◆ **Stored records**
......
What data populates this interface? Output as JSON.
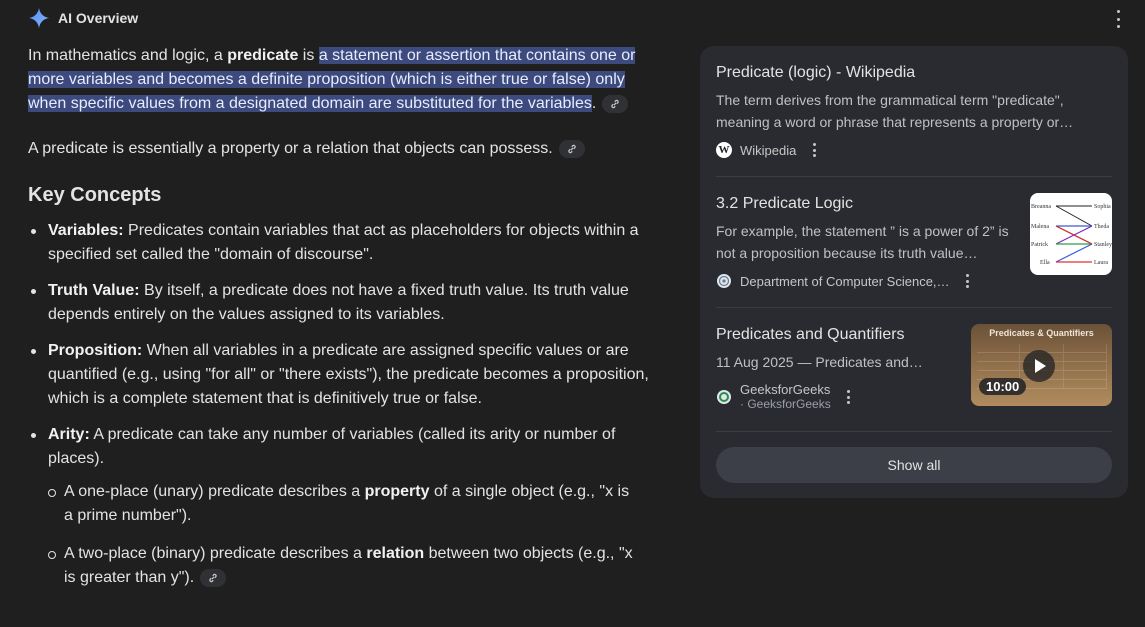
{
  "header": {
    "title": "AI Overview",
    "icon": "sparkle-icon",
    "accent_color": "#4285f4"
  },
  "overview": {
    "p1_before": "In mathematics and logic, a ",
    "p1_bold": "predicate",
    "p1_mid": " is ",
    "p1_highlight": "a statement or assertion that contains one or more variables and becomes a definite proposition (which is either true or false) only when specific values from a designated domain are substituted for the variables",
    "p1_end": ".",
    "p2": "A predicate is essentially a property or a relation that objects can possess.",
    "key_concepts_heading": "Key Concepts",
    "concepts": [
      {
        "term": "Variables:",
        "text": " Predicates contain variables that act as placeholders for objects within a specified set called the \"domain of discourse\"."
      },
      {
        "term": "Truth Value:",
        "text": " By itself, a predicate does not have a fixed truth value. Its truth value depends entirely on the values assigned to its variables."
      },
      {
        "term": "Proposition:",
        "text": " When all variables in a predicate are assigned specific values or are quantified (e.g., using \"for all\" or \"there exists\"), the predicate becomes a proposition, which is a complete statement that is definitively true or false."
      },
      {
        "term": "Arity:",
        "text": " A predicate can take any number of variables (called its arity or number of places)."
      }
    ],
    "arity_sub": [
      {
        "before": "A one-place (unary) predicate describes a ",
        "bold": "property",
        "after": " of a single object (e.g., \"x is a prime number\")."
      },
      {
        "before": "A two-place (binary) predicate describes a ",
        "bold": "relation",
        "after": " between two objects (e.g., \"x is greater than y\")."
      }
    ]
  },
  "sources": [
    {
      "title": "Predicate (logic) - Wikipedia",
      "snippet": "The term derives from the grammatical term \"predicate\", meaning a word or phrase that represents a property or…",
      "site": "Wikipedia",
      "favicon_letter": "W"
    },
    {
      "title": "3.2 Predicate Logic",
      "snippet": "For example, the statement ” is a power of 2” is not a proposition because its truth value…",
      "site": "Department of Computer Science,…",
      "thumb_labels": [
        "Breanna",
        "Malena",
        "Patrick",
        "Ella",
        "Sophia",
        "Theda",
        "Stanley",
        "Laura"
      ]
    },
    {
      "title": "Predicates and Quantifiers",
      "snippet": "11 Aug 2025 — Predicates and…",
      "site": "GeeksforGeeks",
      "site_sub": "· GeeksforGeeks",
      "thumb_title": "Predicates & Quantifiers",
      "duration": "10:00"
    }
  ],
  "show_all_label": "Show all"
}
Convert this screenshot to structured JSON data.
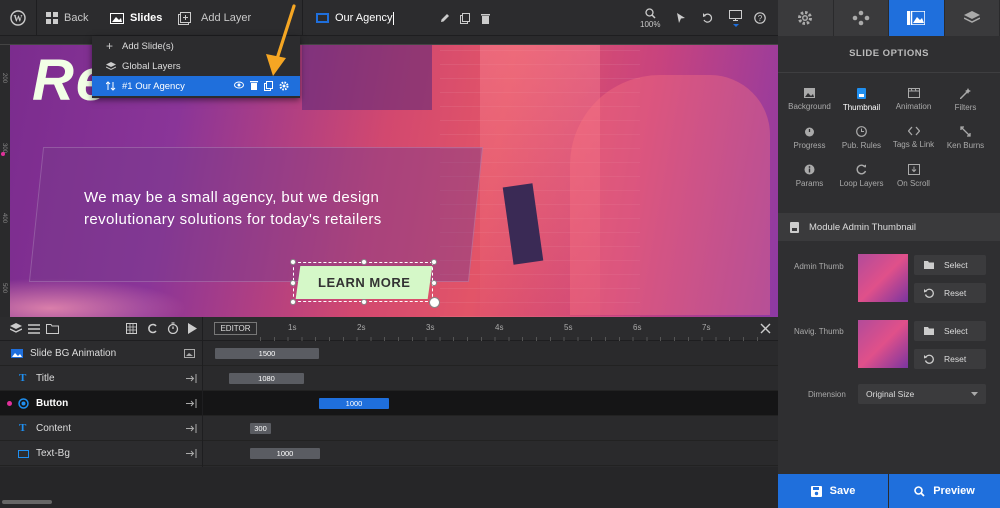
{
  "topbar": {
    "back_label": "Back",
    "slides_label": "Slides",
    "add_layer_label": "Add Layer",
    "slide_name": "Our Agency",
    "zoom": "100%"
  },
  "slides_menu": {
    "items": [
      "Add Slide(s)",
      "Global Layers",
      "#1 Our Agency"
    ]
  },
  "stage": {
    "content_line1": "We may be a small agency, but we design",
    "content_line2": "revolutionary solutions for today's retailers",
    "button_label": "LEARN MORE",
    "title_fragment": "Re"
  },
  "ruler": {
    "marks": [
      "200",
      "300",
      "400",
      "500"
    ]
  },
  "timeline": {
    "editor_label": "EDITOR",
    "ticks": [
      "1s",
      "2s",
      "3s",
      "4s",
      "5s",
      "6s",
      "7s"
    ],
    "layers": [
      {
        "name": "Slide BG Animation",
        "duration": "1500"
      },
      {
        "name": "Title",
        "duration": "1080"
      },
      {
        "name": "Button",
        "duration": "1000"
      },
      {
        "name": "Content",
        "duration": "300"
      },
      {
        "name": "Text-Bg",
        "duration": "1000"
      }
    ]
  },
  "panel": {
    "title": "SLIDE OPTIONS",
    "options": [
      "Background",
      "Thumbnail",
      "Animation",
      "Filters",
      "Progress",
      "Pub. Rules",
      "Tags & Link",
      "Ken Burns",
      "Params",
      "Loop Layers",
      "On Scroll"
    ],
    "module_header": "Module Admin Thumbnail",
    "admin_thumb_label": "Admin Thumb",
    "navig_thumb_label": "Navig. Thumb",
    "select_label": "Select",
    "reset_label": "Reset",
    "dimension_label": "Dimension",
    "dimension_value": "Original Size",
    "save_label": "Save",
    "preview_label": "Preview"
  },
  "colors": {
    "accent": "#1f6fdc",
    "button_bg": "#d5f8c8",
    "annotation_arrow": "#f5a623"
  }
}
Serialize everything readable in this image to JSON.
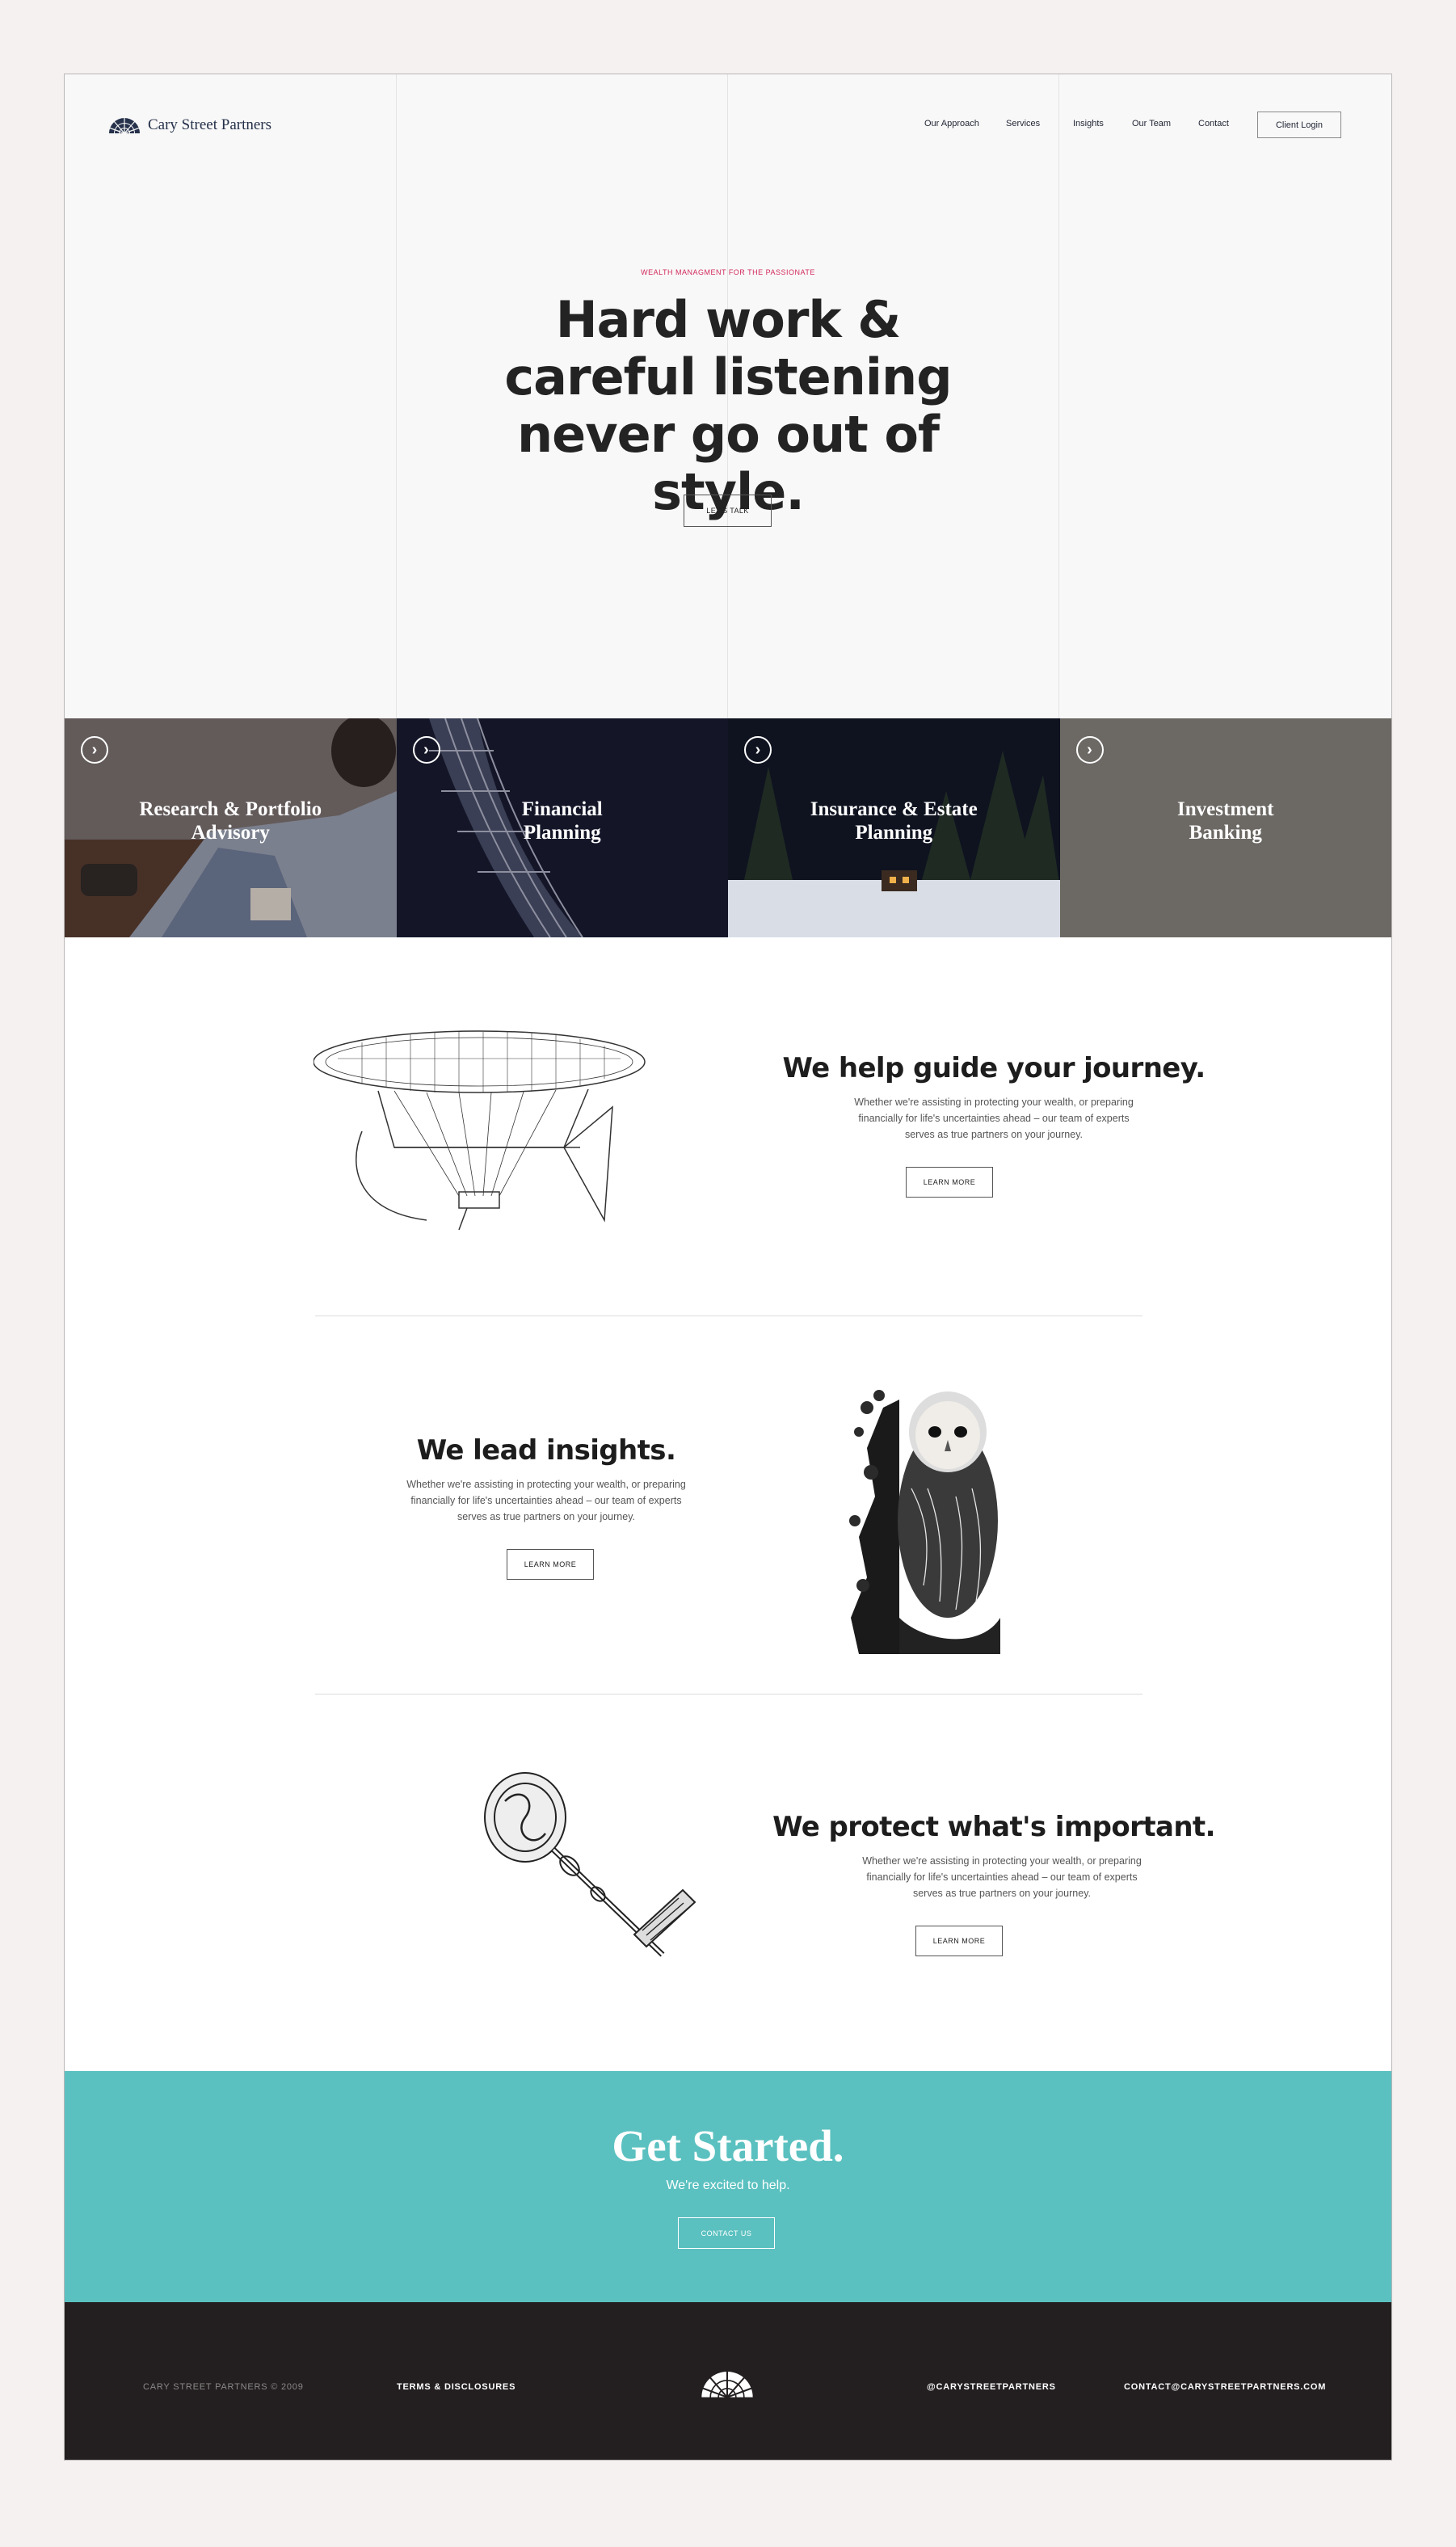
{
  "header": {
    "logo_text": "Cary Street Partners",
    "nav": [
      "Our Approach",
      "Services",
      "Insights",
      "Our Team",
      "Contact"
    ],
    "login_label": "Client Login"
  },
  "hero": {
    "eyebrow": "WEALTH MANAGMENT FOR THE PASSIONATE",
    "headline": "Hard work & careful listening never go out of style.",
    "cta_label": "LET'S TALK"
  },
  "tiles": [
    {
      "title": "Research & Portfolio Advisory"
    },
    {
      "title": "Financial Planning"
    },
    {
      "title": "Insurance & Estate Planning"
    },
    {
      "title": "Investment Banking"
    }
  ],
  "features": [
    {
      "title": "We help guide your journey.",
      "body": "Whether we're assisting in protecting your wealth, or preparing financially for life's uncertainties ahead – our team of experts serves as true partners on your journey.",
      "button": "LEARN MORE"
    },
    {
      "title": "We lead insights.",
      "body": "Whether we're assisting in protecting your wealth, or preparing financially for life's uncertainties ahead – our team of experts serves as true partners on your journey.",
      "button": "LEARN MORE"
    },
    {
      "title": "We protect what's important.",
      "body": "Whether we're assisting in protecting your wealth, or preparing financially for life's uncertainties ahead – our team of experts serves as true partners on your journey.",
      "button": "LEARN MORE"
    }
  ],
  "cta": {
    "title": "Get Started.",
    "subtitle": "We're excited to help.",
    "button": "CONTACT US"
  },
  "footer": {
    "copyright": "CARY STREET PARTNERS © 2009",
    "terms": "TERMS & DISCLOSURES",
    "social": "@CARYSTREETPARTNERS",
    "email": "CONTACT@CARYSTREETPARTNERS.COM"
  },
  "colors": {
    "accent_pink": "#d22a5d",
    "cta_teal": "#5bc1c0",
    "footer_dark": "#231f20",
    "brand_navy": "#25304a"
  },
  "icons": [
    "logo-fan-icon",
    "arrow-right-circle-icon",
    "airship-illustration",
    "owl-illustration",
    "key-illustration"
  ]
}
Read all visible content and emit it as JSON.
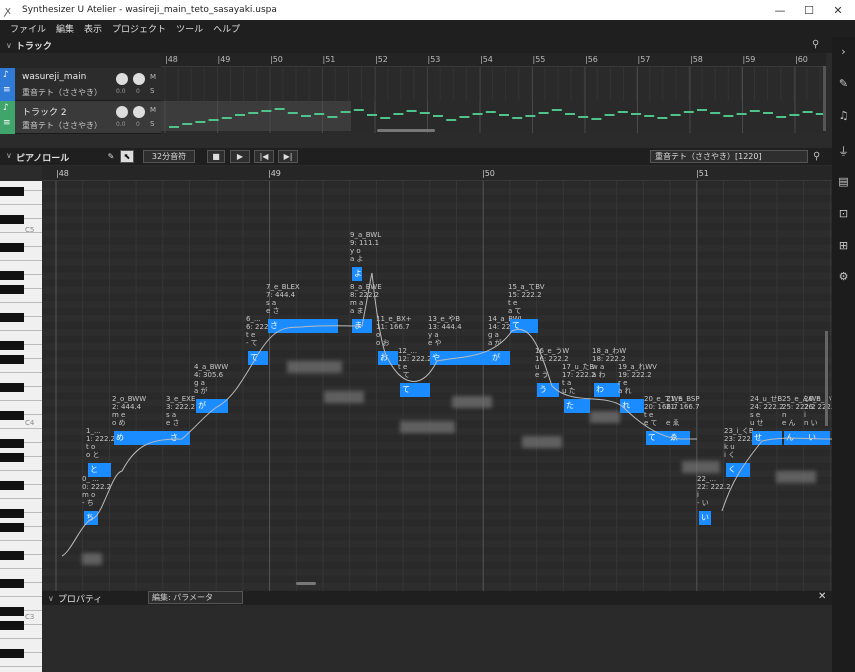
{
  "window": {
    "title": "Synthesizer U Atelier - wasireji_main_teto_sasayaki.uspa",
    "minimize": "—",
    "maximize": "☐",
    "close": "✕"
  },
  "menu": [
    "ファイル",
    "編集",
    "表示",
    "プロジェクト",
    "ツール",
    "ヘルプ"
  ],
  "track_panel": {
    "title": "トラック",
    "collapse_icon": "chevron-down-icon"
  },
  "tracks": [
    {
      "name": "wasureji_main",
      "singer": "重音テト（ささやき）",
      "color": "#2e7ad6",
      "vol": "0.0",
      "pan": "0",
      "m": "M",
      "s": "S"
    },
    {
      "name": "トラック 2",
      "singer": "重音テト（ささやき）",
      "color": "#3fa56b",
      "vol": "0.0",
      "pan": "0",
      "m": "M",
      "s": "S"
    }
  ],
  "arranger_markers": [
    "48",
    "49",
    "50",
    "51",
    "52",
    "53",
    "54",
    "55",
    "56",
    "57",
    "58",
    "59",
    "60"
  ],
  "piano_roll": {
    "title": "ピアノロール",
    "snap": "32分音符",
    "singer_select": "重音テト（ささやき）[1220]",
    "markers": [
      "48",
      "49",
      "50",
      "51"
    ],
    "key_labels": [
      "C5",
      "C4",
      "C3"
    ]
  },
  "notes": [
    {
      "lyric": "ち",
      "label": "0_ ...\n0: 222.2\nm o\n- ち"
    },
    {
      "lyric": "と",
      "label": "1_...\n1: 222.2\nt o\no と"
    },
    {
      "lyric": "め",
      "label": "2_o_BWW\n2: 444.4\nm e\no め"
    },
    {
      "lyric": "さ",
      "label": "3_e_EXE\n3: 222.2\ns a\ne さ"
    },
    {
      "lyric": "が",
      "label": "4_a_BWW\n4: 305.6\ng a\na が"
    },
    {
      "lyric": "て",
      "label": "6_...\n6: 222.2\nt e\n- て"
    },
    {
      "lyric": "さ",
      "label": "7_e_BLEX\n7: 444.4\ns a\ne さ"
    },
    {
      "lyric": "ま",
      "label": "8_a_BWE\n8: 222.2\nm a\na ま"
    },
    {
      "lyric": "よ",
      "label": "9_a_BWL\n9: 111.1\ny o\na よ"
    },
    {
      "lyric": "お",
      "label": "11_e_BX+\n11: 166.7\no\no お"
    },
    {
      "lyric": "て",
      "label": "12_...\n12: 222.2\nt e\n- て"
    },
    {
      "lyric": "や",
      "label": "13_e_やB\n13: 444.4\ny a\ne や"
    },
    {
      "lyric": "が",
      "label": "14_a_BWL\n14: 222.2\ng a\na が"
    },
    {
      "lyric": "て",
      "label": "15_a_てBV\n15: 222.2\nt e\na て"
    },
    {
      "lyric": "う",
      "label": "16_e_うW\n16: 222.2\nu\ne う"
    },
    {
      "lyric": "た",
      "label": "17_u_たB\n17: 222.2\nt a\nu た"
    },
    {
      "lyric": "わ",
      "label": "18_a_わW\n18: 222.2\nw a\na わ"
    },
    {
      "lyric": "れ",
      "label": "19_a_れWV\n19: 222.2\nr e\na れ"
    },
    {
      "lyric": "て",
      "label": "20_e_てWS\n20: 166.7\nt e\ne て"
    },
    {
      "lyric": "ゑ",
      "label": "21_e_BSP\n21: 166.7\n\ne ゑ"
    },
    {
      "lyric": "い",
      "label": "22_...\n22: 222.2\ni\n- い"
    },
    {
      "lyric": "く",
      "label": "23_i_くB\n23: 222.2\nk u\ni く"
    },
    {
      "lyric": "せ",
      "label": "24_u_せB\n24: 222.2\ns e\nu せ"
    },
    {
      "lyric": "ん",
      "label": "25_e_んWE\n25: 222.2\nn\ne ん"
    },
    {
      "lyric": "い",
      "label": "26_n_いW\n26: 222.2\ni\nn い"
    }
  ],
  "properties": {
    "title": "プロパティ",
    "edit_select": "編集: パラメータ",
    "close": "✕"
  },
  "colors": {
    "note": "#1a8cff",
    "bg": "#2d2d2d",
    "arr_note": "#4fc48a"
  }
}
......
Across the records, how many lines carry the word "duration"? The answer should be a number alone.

◆ **Written response**
6